Thanks to Mystery Reader for this infuriating link. I just came from a lawyer's education course where we spent a long time hearing from judges and attorneys about mortgage foreclosure. Here's a question for you that nobody could answer:

If a bank forecloses on a mortgage, why can't the former owner stay on as a tenant and pay market rate rent if they want to, instead of being evicted? What is the point of kicking somebody out of the home and leaving it vacant? Many, probably most, people would gladly stay in their home as a renter. The bank would be getting income, the property would be maintained, there would be no disruption to the neighborhood, and the bank would own the property and could sell it to whoever they chose. If the former owner, now a renter, didn't pay the rent they could evict him like any other tenant.

Why don't banks do that instead of whining about how much vacant REO they have on their books? And why don't we have a federal law requiring them to accept that arrangement if the owner is willing and able to pay monthly rent, even if they can't pay the arrears, penalties, property tax, etc.?

Thursday, April 28, 2011

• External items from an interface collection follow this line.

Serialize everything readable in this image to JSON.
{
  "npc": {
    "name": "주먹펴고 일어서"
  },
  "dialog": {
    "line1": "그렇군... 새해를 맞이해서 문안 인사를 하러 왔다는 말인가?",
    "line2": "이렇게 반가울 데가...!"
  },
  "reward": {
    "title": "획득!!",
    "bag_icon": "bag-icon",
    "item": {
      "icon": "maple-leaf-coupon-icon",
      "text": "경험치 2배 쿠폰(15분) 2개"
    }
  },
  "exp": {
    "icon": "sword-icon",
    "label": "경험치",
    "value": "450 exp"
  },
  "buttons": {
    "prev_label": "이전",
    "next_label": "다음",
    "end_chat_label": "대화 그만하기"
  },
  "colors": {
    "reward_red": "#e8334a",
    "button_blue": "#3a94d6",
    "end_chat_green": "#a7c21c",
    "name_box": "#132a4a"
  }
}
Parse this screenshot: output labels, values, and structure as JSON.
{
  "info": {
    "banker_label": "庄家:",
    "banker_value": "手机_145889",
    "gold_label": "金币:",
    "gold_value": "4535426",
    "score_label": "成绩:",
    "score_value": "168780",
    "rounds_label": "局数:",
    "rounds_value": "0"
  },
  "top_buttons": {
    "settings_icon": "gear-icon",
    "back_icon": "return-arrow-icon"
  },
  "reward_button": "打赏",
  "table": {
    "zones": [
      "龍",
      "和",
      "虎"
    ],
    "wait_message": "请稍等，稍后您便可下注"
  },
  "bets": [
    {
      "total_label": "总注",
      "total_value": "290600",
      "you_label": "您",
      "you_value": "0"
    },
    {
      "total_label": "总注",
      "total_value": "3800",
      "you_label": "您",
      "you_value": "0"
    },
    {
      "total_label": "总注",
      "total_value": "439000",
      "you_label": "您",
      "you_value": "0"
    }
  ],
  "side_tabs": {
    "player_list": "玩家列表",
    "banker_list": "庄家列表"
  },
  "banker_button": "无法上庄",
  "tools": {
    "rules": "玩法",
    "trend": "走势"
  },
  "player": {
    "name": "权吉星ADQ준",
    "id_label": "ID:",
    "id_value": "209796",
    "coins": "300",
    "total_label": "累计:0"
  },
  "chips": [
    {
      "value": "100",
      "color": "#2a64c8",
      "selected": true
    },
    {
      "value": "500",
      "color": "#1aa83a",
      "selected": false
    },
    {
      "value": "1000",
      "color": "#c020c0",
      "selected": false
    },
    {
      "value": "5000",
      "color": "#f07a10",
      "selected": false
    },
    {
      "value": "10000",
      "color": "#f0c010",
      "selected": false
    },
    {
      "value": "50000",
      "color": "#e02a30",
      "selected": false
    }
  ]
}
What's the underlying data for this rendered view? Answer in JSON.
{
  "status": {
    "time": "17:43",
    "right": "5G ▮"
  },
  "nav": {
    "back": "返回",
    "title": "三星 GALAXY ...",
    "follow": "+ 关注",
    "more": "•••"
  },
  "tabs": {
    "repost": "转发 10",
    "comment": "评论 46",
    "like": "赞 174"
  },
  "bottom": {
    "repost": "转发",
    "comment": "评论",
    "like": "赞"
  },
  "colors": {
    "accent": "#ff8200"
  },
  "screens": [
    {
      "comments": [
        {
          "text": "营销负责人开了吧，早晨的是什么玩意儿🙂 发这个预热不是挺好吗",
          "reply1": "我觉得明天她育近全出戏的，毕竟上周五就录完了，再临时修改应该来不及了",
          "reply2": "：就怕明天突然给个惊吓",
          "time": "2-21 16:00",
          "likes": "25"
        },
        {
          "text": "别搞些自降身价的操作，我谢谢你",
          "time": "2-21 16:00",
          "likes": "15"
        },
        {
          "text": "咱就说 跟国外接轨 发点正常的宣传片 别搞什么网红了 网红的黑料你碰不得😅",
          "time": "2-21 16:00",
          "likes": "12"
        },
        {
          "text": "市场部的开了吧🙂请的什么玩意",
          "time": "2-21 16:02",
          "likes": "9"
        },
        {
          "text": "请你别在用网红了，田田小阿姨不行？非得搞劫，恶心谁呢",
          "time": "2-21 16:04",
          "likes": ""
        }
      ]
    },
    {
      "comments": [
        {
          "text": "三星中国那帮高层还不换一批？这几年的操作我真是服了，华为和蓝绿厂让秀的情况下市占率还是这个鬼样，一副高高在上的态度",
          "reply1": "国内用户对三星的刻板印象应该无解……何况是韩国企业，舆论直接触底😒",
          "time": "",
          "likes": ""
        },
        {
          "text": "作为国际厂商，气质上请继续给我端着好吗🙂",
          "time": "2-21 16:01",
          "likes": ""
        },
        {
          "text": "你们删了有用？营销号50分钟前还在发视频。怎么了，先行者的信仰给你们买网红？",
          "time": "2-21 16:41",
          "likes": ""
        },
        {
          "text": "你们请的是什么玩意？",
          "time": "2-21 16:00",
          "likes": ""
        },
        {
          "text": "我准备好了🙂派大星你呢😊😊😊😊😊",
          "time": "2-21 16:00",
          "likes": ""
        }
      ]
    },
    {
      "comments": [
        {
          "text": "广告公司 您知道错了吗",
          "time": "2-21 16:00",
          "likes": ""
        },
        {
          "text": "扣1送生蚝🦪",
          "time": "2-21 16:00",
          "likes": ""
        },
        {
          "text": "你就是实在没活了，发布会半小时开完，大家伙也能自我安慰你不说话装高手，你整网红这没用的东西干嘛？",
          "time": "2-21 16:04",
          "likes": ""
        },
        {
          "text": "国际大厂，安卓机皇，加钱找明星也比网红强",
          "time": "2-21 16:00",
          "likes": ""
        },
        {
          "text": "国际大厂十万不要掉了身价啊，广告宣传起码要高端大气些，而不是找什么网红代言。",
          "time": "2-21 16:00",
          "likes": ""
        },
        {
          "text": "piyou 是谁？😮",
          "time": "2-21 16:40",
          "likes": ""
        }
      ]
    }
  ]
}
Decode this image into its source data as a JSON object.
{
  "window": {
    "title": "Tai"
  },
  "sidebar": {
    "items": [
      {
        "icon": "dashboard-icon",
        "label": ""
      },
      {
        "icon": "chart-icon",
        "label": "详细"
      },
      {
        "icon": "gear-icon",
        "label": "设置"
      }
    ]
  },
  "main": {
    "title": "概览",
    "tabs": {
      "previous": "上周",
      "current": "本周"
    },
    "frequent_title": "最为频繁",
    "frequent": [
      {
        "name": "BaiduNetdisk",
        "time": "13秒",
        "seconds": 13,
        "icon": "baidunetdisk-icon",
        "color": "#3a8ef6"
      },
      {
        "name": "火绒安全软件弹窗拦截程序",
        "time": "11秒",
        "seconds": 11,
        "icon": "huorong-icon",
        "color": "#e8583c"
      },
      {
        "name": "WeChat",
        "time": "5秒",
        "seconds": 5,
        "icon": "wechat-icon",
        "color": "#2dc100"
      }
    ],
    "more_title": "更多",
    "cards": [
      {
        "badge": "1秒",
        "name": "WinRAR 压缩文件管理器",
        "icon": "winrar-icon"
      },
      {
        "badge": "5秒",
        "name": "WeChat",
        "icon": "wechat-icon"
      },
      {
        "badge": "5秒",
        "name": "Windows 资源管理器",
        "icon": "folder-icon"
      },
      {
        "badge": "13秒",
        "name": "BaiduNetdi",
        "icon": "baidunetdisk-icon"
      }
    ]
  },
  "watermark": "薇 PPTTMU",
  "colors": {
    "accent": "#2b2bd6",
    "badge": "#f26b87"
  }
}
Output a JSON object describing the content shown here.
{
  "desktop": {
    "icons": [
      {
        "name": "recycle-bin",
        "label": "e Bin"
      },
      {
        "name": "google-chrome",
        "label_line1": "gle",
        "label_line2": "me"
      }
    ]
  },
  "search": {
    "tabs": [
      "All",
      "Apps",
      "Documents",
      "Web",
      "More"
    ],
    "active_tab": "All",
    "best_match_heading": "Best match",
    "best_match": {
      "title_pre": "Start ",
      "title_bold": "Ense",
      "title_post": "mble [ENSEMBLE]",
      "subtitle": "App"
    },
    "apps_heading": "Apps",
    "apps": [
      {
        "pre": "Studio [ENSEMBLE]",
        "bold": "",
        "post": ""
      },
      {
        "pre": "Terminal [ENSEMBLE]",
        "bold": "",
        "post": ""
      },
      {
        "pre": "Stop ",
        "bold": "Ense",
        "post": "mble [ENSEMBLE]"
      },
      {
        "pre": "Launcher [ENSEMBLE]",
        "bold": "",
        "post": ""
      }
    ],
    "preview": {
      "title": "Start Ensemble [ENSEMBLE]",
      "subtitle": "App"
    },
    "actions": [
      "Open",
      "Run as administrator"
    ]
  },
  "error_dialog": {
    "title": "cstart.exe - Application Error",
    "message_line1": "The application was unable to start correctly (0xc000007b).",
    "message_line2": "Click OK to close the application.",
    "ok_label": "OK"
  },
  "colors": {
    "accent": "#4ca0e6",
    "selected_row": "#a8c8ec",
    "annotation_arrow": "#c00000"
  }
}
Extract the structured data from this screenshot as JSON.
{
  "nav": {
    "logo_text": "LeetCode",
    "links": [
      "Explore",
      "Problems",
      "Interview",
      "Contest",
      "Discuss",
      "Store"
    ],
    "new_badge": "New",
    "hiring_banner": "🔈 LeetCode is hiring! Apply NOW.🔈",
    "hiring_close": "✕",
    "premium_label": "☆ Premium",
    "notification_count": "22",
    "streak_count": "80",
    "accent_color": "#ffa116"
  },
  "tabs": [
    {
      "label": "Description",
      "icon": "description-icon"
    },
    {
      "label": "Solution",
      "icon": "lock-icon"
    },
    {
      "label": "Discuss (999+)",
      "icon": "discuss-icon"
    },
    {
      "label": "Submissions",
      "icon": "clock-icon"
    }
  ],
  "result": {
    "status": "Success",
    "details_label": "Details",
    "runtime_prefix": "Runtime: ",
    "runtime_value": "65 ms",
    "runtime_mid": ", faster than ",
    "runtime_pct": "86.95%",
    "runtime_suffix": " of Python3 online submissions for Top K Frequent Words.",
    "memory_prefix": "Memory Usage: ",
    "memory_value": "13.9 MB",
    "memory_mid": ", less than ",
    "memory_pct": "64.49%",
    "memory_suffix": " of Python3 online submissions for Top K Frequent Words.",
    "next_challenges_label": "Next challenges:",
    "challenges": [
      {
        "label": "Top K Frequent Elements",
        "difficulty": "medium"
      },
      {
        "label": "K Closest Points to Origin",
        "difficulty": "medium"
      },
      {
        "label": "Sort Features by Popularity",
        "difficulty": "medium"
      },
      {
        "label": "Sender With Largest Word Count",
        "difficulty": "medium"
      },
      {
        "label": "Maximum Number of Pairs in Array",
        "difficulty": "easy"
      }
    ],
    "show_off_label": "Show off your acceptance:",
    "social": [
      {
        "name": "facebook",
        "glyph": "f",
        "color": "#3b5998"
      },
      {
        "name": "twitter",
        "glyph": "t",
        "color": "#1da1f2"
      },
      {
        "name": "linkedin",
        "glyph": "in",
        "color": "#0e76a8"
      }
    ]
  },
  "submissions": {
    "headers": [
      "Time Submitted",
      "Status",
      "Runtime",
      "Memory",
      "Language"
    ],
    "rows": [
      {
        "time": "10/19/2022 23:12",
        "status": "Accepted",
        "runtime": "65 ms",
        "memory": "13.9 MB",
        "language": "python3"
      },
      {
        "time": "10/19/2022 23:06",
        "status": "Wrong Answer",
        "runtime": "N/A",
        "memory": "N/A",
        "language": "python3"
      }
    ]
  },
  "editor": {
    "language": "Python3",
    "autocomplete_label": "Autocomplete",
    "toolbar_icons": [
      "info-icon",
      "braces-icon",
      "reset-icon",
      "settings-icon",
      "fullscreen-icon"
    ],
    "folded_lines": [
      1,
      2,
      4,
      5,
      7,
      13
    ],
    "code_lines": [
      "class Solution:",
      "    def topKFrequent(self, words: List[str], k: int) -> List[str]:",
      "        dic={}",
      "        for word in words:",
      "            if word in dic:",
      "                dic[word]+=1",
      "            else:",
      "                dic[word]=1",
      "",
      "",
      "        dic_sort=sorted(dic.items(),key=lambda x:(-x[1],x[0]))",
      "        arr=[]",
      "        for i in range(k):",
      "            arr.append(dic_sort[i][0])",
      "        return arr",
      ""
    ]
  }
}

Judge doubtful of Righthaven’s right to sue over R-J material - VEGAS INC

Judge doubtful of Righthaven’s right to sue over R-J material - VEGAS INC: "One of the judges most critical of newspaper copyright infringement lawsuit filer Righthaven LLC said in an order Thursday that Righthaven does not appear to have the right to sue over Las Vegas Review-Journal material."

Wednesday, April 27, 2011

Supreme Court Arbitration Ruling: Courts for the Wealthy and Wall Street

SANTA MONICA, Calif., April 27, 2011 /PRNewswire-USNewswire/ -- Today's U.S. Supreme Court decision in AT&T Mobility, LLC v. Concepcion, invalidating California's protections against unfair provisions in contracts effectively eliminates the right of consumers to join together to fight powerful corporations in court and will lead to enormous abuses of consumers by corporations, Consumer Watchdog, a California non-profit consumer advocacy organization, said today.
You can read the opinion in AT&T Mobility v. Concepcion by following this link to SCOTUSBLOG.

Here's what happened and why it matters. The Concepcions were entitled to "free" cell phones under their contract. Then AT&T charged them thirty bucks for "sales tax." They joined a class action with others who got shafted the same way. Everybody's claim was too small to litigate alone, but together they had something worth a lawyer's time.

But their contract contained a clause saying disputes had to go to arbitration, and could not be joined with a class action.

Under California case law that term in the contract was unenforceable because it is unconscionable. The Discover Bank case, decided by the California Supreme Court, held that such class action waivers contained in adhesion contacts are unenforceable.

AT&T argued that the Discover Bank ruling was pre-empted by the Federal Arbitration Act, which provides that arbitration agreements are "valid, irrevocable, and enforceable, save upon such grounds as exist at law or in equity for the revocation of any contract." The conservative voting bloc of the US Supreme Court (Scalia, Roberts, Alito, Thomas, and Kennedy) agreed with the big corporation and screwed the little consumer (what a surprise!)

Why does this matter? I expect to see such arbitration clauses and class action waivers in every single contract we get in our hands, from now on. The Supreme Court just gave corporate America a way to slam the door to the courthouse in our faces. No lawyer will litigate a thirty dollar case against a giant corporation. Now orporations can strip us of our class action rights just by inserting a term in a non-negotiable adhesion contract.

Will this include condominium or HOA declarations? I am sure it will be tried.

Affluent Kings Point Plans Extensive Surveillance Network: License Readers, 44 Cameras To See Who Comes And Goes

To protect its 3.3 square miles, Kings Point plans to install 44 cameras and license plate readers at each of the 19 points of entry. The devices will take pictures of every vehicle and license plate and compare them to data bases.

“It will alert us to suspended registrations, felonies, stolen cars, order of protection, sex offenders, things like that,” Kings Point Police Commissioner Jack Miller said.

Things like that. Sure. Whatever. And this is a municipality.